Drilling through the stuff is tortuous, expensive and slow. EnCana declared the test noncommercial and sold its interests in the basin to Delta Petroleum Corp. of Denver in 2008.
Last September, Delta announced results from its Gray 31-23 well in the Columbia Basin. The company said it perforated and tested prospective zones at 11,580-12,280 feet, finding high pressures but no commercial gas production.
It put plans for further drilling in the basin on hold.
Not many years ago, it looked like a rush of exploration was about to hit the offshore Gippsland Basin, located in the Bass Strait off the southeast coast of Australia (EXPLORER January 2004).
The basin has generally good seismic coverage. There’s a ready market for production. The region is dotted with currently producing oil and gas fields, up to 75 kilometers offshore. A network of pipelines extends into the area.
And drilling goes on, mostly for development or for testing the extent of producing sands. But exploration hasn’t boomed.
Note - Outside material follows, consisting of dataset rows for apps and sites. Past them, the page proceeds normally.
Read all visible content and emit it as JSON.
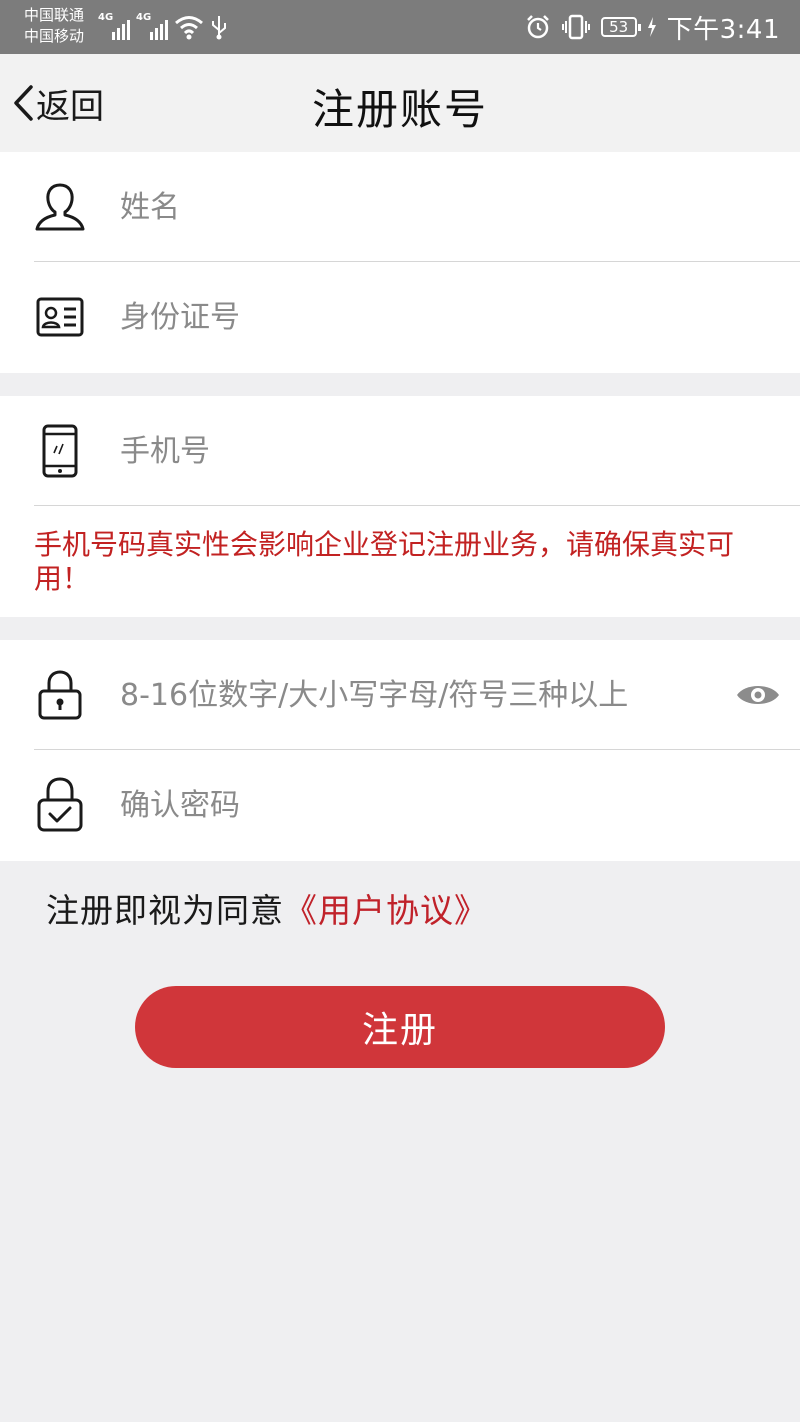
{
  "status_bar": {
    "carrier_1": "中国联通",
    "carrier_2": "中国移动",
    "network_1": "4G",
    "network_2": "4G",
    "battery": "53",
    "time": "下午3:41"
  },
  "header": {
    "back_label": "返回",
    "title": "注册账号"
  },
  "form": {
    "name_placeholder": "姓名",
    "id_placeholder": "身份证号",
    "phone_placeholder": "手机号",
    "phone_warning": "手机号码真实性会影响企业登记注册业务，请确保真实可用！",
    "password_placeholder": "8-16位数字/大小写字母/符号三种以上",
    "confirm_placeholder": "确认密码"
  },
  "agreement": {
    "prefix": "注册即视为同意",
    "link": "《用户协议》"
  },
  "submit_label": "注册",
  "colors": {
    "accent": "#c0222a",
    "button": "#d0363a",
    "warning": "#c22222"
  },
  "icons": {
    "name": "user-icon",
    "id": "id-card-icon",
    "phone": "phone-icon",
    "password": "lock-icon",
    "confirm": "lock-check-icon",
    "toggle": "eye-icon",
    "back": "chevron-left-icon"
  }
}
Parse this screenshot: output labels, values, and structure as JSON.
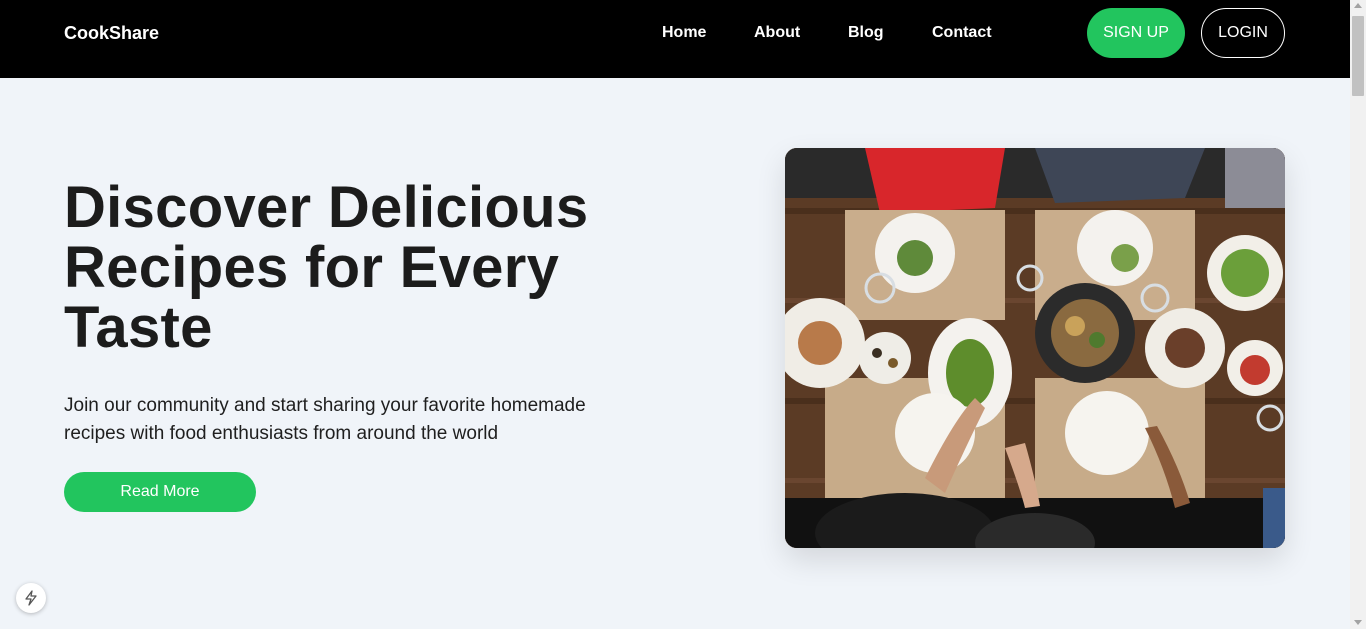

In 2008, Gippsland player Nexus Energy Ltd. plugged and abandoned a deep exploration well in the basin after evaluation showed a series of water-bearing sands.
The biggest news out of the Bass Strait recently is an apparent success drilled in the Bass Basin, in Tasmanian waters, by a joint venture of Origin Energy Ltd., AWE Ltd. and two partners. Their Rockhopper 1 well was cited as a new field discovery, with evaluation ongoing in January, as Origin Energy announced it was preparing to sidetrack the Rockhopper-1 well.
Wireline logging operations there have been completed and the well plugged below the kick-off point.
The sidetrack is designed to appraise the hydrocarbons encountered to date by intersecting the main reservoir sections approximately 1.3 kilometers south and down-dip from their penetration in Rockhopper-1, to assist in assessing the volume of oil and gas discovered in Rockhopper-1.
Bass Strait Exploration Company Ltd. of Melbourne and partners hold exploration rights in part of the eastern Gippsland Basin. The company is looking at additional seismic and has made noises about moving exploration into deeper water.
Extending production into a new part of the basin could be just what Gippsland needs to jump start activity.